TASK REQUIREMENTS:
Scan the records below. Copy every line in which the word "Ирина" appears.

*** RECORDS PROVIDED

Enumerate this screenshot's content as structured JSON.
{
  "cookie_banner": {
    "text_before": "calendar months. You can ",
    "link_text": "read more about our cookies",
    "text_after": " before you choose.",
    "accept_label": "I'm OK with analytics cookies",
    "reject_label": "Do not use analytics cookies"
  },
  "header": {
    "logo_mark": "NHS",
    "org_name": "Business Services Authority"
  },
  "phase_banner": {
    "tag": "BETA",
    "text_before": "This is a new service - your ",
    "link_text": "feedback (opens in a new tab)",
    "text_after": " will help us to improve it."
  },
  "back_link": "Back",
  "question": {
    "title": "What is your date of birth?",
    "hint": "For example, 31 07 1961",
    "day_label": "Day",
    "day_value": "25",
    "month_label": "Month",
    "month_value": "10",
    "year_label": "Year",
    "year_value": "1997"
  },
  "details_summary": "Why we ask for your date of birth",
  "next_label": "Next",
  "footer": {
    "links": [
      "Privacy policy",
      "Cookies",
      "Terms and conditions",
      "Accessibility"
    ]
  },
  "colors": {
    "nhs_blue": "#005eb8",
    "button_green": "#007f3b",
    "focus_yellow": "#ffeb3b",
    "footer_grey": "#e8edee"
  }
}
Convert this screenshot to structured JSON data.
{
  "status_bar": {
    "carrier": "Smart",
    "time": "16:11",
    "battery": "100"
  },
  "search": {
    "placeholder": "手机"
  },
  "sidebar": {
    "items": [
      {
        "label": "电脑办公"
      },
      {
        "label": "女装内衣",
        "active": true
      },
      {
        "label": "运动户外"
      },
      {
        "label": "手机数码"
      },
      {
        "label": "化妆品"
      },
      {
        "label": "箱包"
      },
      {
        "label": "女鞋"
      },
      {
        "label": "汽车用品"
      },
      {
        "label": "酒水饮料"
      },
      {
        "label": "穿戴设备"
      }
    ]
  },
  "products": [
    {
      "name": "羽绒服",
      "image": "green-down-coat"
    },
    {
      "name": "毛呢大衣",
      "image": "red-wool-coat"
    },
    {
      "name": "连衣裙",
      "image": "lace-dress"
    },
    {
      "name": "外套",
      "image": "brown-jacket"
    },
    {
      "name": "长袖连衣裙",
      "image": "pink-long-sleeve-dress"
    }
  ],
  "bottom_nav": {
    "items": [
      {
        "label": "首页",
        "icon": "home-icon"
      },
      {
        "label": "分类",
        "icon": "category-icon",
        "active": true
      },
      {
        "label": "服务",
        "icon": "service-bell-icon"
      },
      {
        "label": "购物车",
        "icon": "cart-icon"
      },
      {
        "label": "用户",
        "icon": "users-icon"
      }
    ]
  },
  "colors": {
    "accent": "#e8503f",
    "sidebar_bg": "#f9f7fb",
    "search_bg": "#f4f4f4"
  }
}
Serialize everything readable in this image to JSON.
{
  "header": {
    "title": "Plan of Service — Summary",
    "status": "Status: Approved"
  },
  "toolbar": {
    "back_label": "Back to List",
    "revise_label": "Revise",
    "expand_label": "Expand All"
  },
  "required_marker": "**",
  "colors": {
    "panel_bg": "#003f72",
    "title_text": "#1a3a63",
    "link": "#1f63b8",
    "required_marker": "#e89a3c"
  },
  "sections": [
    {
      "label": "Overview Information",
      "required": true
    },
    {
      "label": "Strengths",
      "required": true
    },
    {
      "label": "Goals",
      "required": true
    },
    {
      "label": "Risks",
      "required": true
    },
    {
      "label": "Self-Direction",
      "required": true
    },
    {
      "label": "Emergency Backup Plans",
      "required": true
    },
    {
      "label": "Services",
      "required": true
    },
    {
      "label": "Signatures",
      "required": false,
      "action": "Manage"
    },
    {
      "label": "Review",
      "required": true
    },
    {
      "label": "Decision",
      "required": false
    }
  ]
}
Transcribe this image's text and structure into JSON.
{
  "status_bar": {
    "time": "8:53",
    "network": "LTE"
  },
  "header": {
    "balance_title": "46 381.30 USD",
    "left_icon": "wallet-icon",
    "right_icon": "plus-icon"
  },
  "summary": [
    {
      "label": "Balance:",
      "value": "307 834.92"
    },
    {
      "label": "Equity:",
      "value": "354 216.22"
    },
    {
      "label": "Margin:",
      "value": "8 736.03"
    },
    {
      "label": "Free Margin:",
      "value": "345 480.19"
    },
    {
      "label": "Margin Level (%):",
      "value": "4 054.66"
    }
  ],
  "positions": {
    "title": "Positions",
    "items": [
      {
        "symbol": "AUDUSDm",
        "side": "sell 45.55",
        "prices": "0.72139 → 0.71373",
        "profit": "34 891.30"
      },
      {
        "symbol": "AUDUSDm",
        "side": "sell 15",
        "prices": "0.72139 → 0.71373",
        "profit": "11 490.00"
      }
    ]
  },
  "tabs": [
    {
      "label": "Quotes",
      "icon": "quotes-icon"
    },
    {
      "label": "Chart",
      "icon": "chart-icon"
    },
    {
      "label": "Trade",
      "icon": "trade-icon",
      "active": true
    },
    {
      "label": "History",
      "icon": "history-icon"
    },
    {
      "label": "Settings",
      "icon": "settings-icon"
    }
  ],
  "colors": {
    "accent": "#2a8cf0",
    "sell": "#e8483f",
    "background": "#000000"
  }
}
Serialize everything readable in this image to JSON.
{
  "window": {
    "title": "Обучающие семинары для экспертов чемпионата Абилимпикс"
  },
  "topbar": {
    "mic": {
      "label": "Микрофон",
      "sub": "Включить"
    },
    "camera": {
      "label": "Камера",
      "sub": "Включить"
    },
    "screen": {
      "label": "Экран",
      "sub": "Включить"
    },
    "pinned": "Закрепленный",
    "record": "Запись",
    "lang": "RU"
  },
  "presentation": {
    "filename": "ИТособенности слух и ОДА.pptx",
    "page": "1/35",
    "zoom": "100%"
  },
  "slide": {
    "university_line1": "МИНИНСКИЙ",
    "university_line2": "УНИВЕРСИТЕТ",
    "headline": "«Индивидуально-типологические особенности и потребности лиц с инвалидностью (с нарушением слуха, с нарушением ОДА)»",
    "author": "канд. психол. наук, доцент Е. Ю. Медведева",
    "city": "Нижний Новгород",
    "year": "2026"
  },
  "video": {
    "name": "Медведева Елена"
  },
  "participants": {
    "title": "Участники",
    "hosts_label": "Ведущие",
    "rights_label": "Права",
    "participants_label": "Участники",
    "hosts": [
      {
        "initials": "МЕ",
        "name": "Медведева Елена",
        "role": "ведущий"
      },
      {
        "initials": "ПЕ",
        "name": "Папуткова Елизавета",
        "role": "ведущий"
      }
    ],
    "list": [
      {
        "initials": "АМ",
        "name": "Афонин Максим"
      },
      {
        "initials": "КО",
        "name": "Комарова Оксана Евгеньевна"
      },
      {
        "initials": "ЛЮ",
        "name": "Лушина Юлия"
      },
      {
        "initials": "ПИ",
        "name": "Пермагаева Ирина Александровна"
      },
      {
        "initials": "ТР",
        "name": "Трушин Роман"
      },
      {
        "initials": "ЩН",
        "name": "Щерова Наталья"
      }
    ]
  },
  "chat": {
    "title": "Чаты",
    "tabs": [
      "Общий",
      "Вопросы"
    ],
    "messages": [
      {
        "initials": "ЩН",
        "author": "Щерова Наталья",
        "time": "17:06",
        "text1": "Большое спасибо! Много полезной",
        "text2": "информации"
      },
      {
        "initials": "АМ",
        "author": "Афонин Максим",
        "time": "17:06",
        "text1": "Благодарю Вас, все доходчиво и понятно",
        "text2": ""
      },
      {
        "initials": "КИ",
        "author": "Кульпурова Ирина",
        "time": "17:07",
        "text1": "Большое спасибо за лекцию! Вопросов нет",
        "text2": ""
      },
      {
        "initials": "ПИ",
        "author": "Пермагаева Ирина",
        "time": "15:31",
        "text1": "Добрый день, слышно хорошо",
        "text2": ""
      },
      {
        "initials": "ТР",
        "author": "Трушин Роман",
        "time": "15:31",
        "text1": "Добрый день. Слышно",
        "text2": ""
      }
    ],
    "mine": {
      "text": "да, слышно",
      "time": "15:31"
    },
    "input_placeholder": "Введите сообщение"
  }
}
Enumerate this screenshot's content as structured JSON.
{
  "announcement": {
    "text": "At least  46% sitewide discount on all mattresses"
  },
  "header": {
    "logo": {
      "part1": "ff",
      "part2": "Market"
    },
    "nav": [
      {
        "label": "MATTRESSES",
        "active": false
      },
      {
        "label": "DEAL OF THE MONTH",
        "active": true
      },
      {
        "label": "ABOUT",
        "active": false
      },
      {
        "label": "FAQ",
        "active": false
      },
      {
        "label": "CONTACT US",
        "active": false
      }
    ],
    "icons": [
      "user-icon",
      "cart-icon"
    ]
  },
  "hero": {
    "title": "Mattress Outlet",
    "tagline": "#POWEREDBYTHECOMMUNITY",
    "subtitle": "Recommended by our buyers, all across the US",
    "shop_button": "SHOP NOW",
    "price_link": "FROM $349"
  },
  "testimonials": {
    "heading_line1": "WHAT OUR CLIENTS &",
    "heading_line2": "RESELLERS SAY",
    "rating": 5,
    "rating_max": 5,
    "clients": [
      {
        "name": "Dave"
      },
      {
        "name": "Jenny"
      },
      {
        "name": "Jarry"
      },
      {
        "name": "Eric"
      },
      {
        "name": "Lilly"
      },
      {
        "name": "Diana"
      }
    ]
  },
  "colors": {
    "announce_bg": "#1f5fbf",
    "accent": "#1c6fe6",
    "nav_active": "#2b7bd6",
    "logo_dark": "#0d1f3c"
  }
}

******

RESULT:
        "name": "Пермагаева Ирина Александровна"
        "author": "Кульпурова Ирина",
        "author": "Пермагаева Ирина",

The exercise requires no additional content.